|Apr 14, 1995||AS||Assignment|
Owner name: STENOVATIONS, INC., WEST VIRGINIA
Free format text: ASSIGNMENT OF ASSIGNORS INTEREST;ASSIGNORS:JACKSON, JOHNNY JAY;BENNETT, BRIAN KEITH;REEL/FRAME:007528/0329
Effective date: 19950411
|Jun 23, 1995||AS||Assignment|
Owner name: STENOVATIONS, INC., WEST VIRGINIA
Free format text: ASSIGNMENT OF ASSIGNORS INTEREST;ASSIGNORS:JACKSON, JOHNNY JAY;BENNETT, BRIAN KEITH;REEL/FRAME:007525/0970;SIGNING DATES FROM 19950601 TO 19950619
|Nov 20, 2001||REMI||Maintenance fee reminder mailed|

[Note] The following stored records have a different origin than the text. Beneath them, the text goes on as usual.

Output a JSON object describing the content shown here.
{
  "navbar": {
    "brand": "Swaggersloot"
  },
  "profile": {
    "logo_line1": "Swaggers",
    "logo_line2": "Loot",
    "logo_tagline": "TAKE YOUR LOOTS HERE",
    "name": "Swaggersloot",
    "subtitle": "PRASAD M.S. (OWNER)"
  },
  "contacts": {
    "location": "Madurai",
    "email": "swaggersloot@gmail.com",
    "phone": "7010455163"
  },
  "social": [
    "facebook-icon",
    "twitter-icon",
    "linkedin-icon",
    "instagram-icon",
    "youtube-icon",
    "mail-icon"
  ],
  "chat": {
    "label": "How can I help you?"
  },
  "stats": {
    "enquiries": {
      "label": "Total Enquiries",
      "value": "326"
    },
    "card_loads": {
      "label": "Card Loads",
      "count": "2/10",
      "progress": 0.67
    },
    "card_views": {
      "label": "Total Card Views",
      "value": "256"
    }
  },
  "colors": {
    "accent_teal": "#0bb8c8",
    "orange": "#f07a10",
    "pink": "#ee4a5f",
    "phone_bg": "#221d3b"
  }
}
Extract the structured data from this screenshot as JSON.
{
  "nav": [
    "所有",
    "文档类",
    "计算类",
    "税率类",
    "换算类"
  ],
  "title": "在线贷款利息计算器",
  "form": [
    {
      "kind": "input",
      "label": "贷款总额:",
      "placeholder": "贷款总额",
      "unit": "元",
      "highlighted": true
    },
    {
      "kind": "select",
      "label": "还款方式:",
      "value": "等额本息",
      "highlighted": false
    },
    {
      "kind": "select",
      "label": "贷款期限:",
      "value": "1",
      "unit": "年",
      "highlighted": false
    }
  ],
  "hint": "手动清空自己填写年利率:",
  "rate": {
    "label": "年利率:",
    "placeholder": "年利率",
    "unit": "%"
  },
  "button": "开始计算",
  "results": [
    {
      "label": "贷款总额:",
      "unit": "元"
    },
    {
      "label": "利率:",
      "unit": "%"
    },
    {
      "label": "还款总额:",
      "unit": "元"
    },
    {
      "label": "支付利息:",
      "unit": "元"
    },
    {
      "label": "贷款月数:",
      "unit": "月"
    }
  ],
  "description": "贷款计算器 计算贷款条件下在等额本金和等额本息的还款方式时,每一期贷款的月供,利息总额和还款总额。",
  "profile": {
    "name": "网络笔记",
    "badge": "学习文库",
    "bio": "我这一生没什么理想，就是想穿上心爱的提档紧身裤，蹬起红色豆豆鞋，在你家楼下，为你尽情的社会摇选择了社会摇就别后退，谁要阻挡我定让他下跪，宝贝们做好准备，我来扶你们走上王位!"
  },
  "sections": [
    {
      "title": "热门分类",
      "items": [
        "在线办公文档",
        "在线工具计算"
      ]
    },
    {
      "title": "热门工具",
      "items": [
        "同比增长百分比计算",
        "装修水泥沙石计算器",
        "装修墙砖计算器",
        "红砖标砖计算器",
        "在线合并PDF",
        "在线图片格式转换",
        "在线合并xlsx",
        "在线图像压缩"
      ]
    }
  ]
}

|Jan 29, 2002||SULP||Surcharge for late payment|
|Jan 29, 2002||FPAY||Fee payment|
Year of fee payment: 4
|Aug 17, 2005||FPAY||Fee payment|
Year of fee payment: 8
|Nov 30, 2009||REMI||Maintenance fee reminder mailed|
|Apr 28, 2010||LAPS||Lapse for failure to pay maintenance fees|
|Jun 15, 2010||FP||Expired due to failure to pay maintenance fee|
Effective date: 20100428